DATA LISTING section start

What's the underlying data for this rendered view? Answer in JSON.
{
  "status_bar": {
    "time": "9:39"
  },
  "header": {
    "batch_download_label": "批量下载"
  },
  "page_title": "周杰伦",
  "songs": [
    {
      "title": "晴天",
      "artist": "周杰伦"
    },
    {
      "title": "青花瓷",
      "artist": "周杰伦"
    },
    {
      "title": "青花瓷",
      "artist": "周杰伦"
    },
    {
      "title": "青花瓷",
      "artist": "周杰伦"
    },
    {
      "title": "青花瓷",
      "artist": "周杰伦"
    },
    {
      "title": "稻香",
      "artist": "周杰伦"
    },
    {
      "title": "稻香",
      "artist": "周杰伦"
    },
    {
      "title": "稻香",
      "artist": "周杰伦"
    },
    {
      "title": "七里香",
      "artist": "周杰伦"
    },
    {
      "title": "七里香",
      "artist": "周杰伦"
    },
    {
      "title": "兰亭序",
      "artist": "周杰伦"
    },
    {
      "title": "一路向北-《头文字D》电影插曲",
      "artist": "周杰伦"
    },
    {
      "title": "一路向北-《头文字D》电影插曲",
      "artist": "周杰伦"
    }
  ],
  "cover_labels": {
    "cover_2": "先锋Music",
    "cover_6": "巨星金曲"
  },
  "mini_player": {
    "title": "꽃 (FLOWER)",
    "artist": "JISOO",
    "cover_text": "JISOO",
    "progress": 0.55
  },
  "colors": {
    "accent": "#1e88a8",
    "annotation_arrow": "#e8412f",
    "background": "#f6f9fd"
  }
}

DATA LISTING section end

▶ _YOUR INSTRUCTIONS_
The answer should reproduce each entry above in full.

▶ _ANSWER_
What's the underlying data for this rendered view? Answer in JSON.
{
  "status_bar": {
    "time": "9:39"
  },
  "header": {
    "batch_download_label": "批量下载"
  },
  "page_title": "周杰伦",
  "songs": [
    {
      "title": "晴天",
      "artist": "周杰伦"
    },
    {
      "title": "青花瓷",
      "artist": "周杰伦"
    },
    {
      "title": "青花瓷",
      "artist": "周杰伦"
    },
    {
      "title": "青花瓷",
      "artist": "周杰伦"
    },
    {
      "title": "青花瓷",
      "artist": "周杰伦"
    },
    {
      "title": "稻香",
      "artist": "周杰伦"
    },
    {
      "title": "稻香",
      "artist": "周杰伦"
    },
    {
      "title": "稻香",
      "artist": "周杰伦"
    },
    {
      "title": "七里香",
      "artist": "周杰伦"
    },
    {
      "title": "七里香",
      "artist": "周杰伦"
    },
    {
      "title": "兰亭序",
      "artist": "周杰伦"
    },
    {
      "title": "一路向北-《头文字D》电影插曲",
      "artist": "周杰伦"
    },
    {
      "title": "一路向北-《头文字D》电影插曲",
      "artist": "周杰伦"
    }
  ],
  "cover_labels": {
    "cover_2": "先锋Music",
    "cover_6": "巨星金曲"
  },
  "mini_player": {
    "title": "꽃 (FLOWER)",
    "artist": "JISOO",
    "cover_text": "JISOO",
    "progress": 0.55
  },
  "colors": {
    "accent": "#1e88a8",
    "annotation_arrow": "#e8412f",
    "background": "#f6f9fd"
  }
}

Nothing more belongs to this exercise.